TASK STATEMENT –
Filter the records down to the lines that hold the word "name", and copy each of those lines.

[DATA SHOWN]

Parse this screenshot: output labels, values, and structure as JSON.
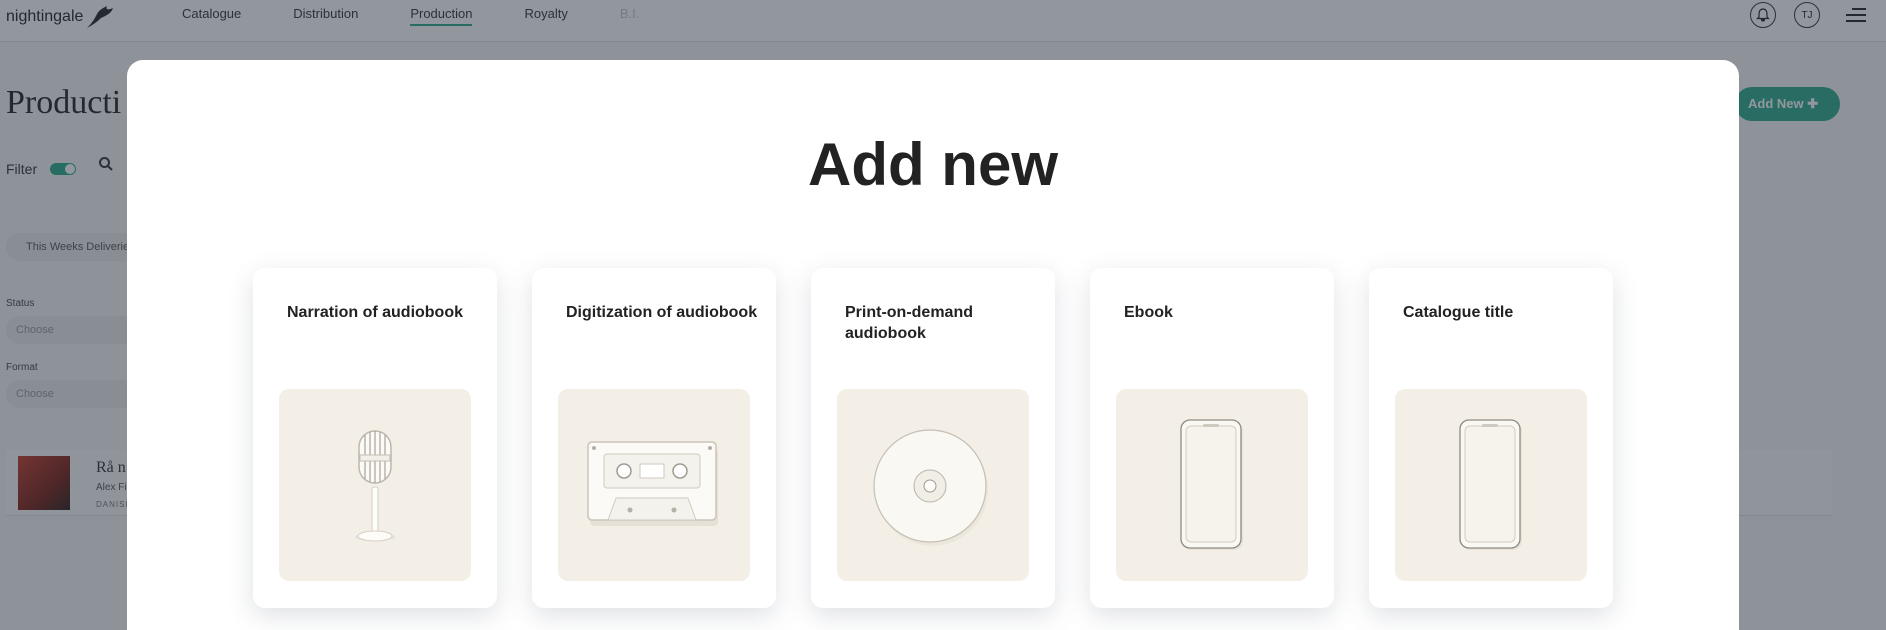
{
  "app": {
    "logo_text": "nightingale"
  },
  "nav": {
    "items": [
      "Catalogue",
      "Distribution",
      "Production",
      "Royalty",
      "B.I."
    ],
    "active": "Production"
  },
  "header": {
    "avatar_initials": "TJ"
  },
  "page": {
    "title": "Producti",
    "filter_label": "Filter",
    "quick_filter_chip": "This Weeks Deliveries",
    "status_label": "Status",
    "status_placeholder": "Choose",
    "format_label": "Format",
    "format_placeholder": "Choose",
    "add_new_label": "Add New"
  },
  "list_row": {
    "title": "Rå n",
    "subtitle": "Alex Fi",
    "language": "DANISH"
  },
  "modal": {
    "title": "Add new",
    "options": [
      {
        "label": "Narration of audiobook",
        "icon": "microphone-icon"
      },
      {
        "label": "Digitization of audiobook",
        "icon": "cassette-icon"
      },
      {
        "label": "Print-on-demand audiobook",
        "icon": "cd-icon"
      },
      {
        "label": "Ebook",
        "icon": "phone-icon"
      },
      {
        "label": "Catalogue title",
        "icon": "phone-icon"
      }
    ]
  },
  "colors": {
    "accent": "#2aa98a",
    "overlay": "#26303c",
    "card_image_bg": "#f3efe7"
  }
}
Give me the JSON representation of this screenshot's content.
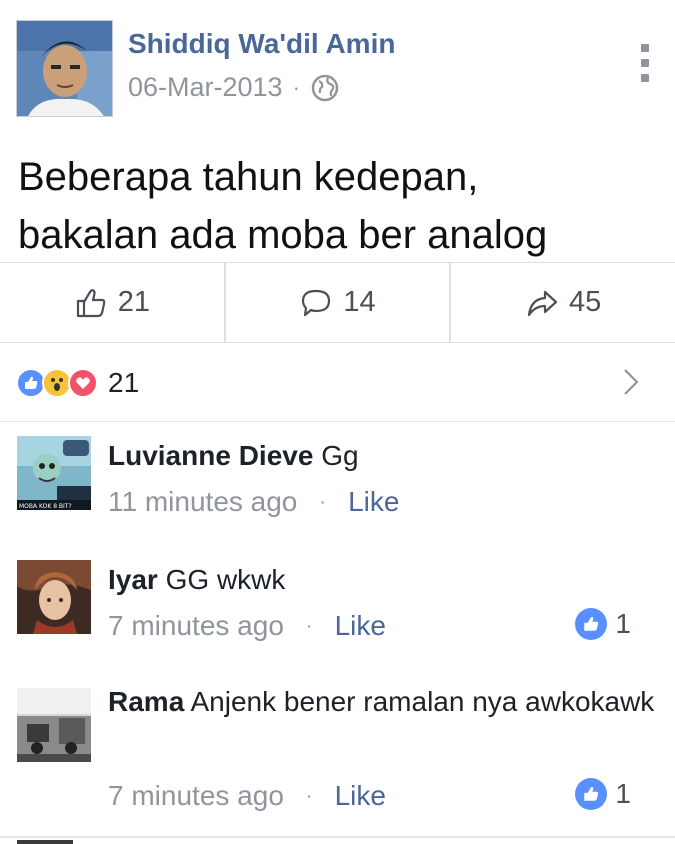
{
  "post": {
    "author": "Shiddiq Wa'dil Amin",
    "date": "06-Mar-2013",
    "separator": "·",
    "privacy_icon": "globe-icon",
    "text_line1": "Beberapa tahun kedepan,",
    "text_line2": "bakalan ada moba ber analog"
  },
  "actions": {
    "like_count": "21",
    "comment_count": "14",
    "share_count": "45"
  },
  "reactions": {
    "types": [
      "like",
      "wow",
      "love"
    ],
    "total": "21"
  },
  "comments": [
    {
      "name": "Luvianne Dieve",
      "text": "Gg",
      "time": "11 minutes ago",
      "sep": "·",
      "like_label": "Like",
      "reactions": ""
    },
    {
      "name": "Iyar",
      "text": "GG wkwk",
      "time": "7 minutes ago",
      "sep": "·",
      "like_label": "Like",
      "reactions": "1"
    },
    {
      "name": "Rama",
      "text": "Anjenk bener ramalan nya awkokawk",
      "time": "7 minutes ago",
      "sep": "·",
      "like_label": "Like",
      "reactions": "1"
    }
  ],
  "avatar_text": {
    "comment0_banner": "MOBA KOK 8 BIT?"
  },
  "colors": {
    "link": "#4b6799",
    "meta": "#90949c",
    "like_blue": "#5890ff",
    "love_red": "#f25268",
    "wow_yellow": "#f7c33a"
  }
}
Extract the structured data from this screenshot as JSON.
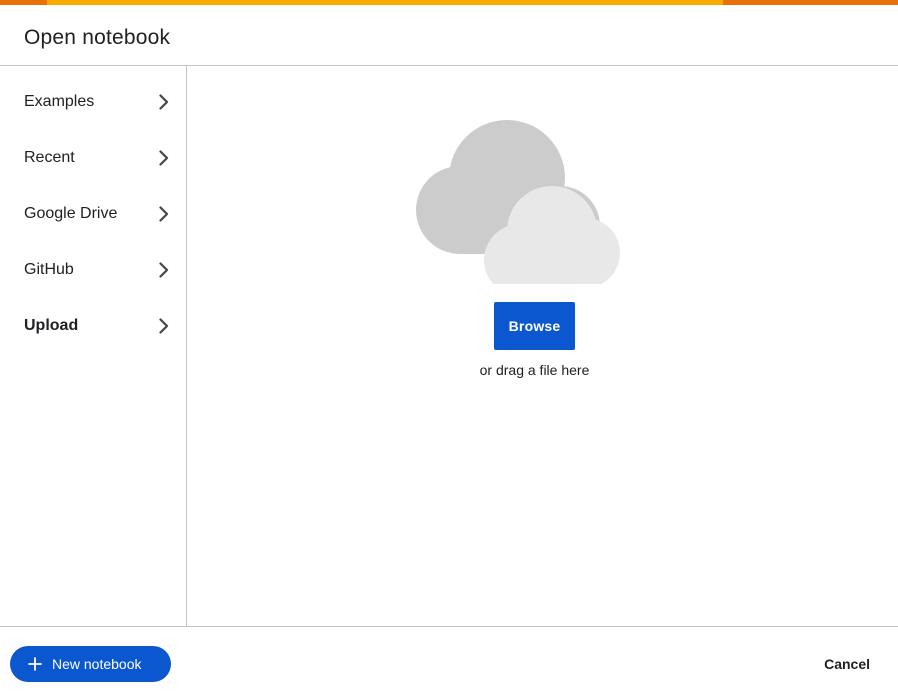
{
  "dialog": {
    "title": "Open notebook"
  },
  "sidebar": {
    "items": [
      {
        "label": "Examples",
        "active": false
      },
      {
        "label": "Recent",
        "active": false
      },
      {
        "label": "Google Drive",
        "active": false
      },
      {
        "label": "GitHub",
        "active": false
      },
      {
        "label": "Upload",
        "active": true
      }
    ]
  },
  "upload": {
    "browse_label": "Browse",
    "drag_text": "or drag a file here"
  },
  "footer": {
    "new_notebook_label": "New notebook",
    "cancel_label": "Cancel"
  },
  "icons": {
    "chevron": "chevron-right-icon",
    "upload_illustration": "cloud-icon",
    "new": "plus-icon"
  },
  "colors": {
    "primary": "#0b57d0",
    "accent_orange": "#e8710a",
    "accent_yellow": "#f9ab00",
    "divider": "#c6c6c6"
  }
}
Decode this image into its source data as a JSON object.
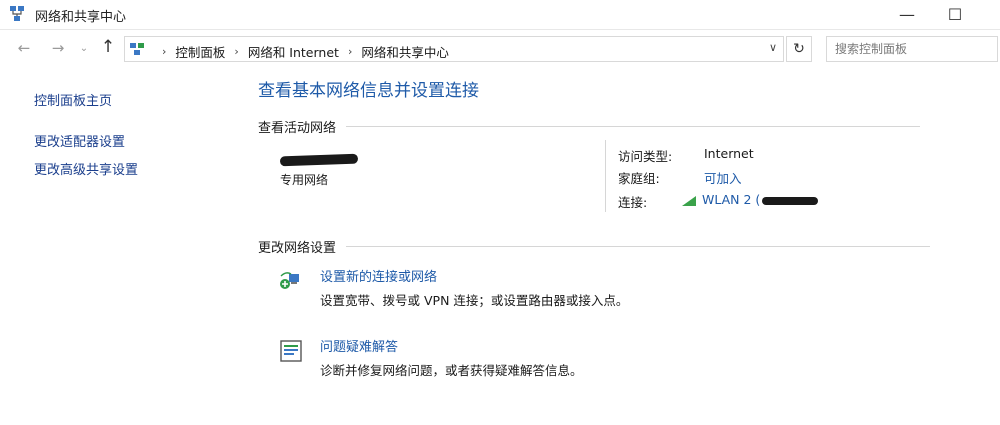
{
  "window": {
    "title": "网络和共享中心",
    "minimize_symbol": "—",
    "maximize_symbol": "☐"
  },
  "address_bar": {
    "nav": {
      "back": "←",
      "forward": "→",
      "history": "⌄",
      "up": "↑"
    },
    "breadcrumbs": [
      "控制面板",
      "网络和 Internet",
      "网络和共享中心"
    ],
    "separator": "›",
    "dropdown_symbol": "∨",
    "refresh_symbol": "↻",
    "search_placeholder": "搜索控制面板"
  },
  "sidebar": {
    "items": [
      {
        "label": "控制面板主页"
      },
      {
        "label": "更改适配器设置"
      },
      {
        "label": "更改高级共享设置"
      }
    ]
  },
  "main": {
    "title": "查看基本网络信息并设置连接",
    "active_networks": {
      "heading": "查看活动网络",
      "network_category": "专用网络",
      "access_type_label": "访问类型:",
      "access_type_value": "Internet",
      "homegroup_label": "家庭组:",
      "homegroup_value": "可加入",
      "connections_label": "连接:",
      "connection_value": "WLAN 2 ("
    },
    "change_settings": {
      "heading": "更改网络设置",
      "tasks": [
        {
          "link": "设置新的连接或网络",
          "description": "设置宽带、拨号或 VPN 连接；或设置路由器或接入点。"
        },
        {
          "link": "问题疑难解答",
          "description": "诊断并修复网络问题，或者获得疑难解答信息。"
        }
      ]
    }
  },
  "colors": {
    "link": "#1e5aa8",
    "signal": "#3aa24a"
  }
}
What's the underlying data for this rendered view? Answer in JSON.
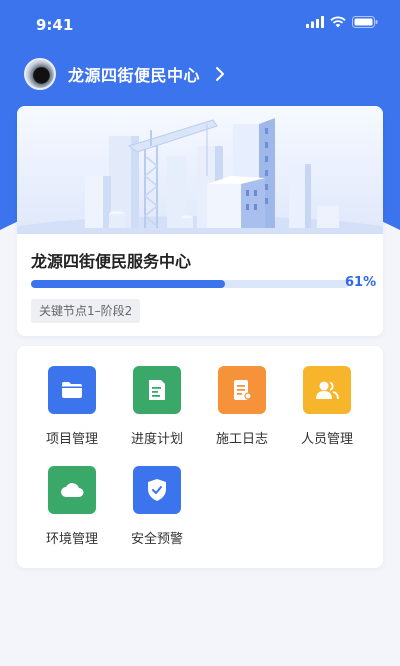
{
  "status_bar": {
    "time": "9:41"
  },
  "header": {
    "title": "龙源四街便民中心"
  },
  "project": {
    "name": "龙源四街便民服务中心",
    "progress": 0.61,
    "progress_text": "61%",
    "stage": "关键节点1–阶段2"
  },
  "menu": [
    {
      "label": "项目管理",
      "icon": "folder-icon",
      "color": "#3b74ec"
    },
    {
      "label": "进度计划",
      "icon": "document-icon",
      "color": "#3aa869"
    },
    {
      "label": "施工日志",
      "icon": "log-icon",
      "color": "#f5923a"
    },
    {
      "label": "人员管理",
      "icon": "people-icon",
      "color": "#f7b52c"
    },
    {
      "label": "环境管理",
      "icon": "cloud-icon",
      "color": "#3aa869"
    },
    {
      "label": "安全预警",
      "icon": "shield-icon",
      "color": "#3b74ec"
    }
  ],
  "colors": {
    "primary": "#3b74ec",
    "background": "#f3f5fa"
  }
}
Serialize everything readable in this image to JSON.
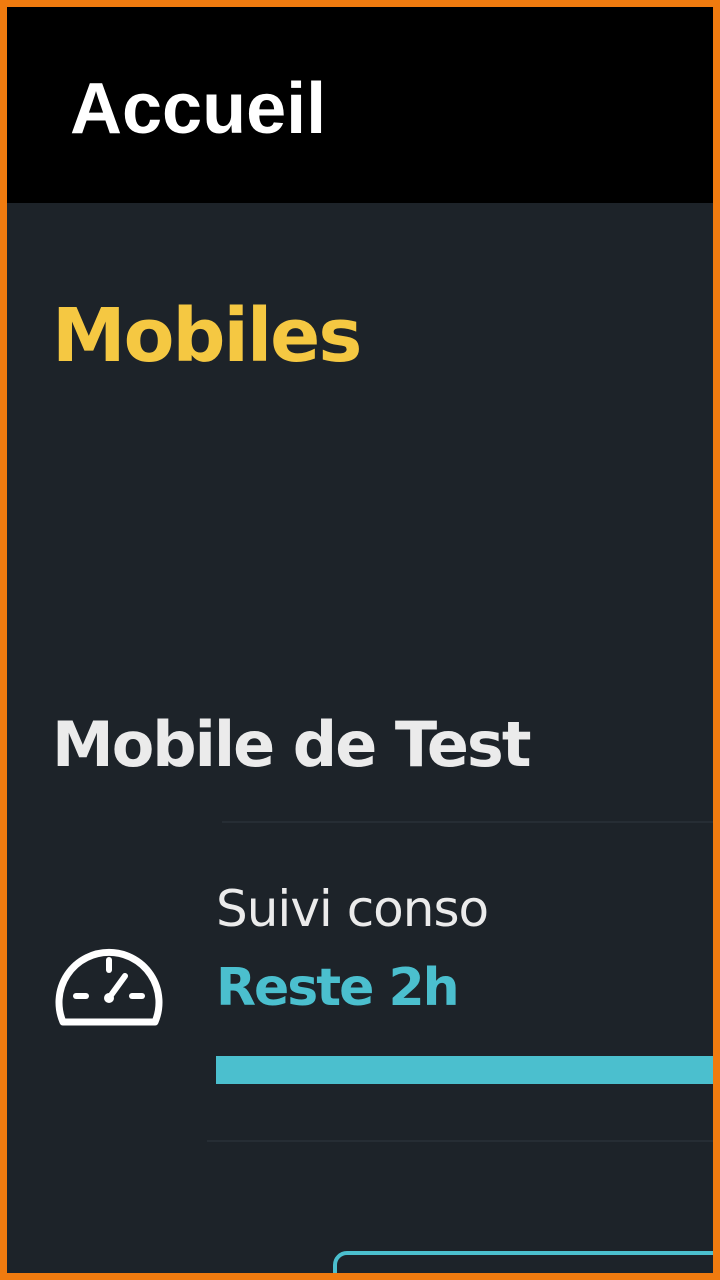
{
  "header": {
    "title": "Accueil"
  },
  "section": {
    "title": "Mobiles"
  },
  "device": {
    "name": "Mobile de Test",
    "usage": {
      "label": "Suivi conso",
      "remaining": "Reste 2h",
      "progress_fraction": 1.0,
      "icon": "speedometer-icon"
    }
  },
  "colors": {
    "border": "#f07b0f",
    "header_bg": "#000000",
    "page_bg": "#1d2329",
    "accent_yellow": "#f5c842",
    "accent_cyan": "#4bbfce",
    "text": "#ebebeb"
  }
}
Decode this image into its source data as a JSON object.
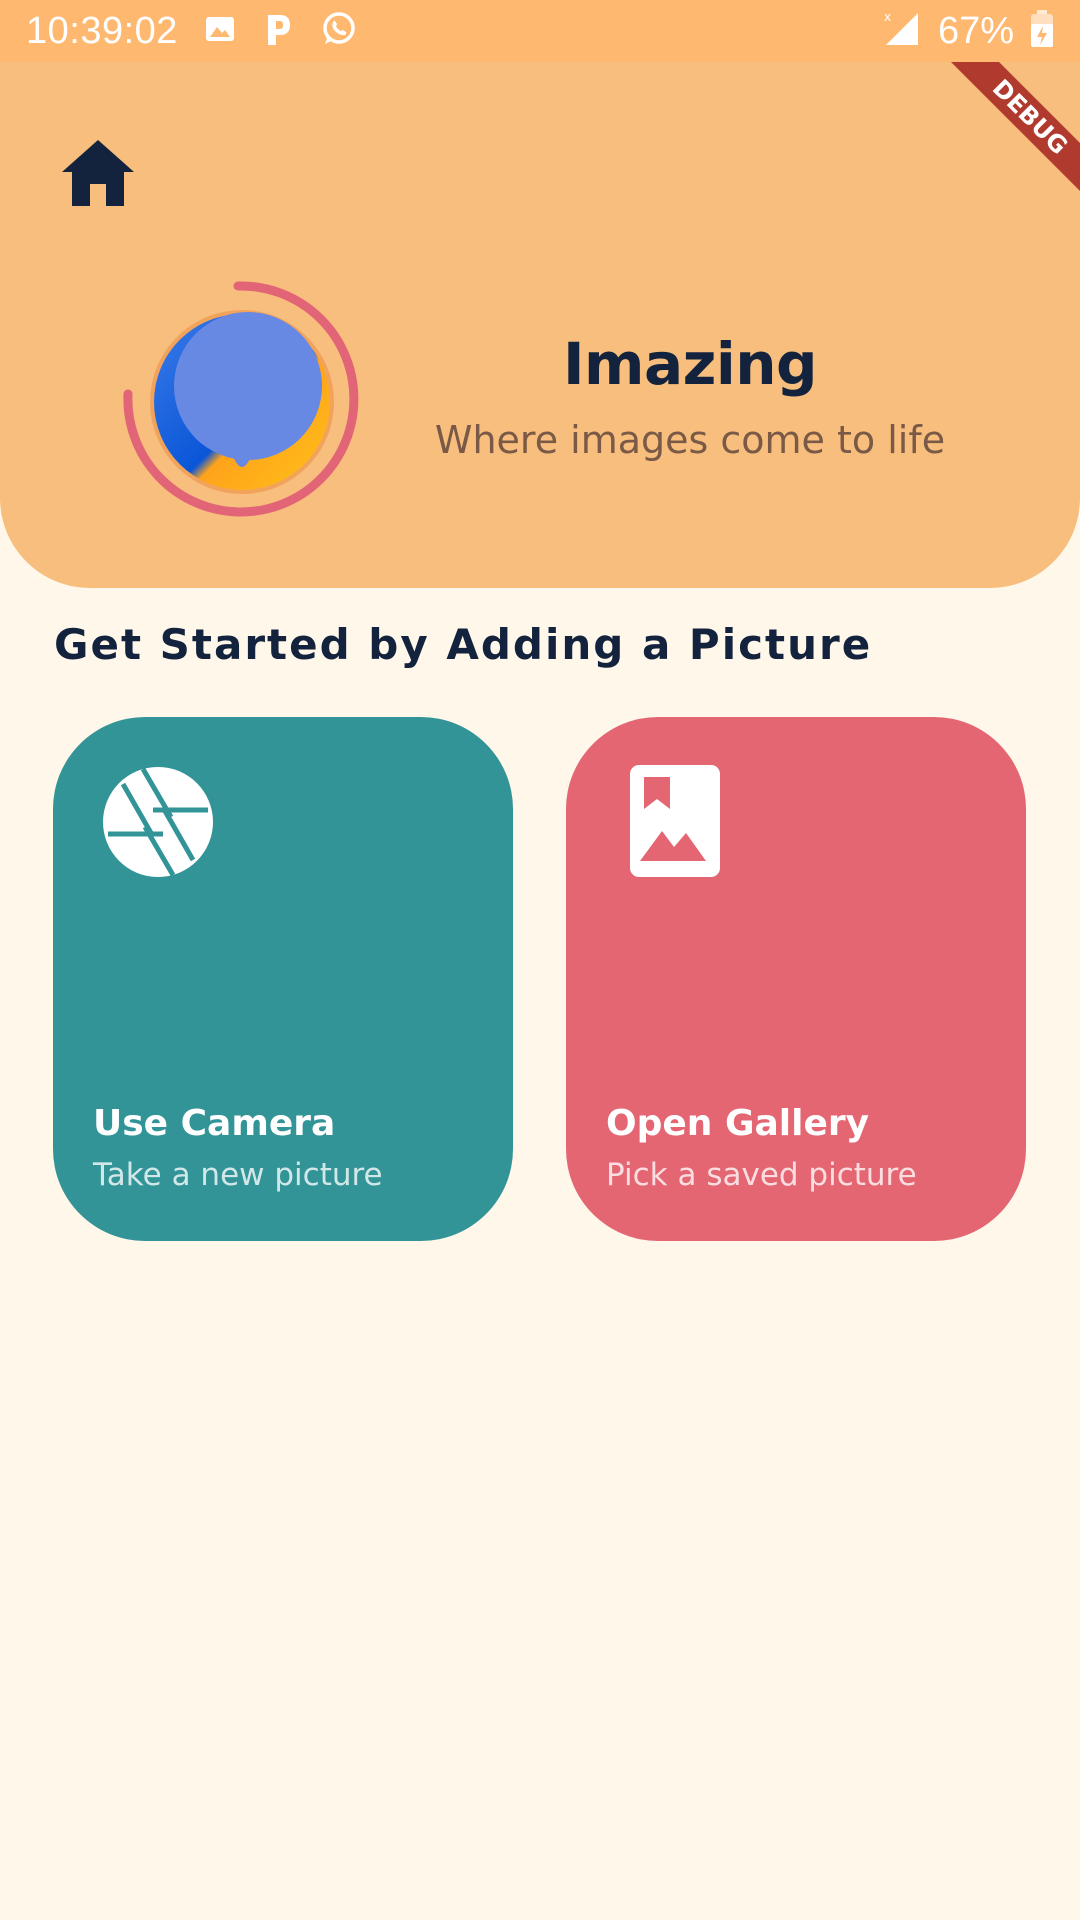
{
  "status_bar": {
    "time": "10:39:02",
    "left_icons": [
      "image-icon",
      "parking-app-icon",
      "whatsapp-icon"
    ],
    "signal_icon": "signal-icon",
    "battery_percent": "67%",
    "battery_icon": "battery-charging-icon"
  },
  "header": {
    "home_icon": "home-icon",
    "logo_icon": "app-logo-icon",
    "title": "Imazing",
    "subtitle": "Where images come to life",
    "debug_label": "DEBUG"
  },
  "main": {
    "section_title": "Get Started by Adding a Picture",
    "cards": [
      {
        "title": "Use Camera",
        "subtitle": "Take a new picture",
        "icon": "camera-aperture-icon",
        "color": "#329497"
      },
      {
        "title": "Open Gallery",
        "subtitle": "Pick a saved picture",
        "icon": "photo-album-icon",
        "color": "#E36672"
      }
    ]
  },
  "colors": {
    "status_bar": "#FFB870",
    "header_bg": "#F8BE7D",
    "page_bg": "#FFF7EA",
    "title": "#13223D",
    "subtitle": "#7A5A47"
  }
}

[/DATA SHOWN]

SOLUTION FOR THIS TASK –
      "name": "Luvianne Dieve",
      "name": "Iyar",
      "name": "Rama",
    "name": "龙源四街便民服务中心",
    "name": "Mobile de Test",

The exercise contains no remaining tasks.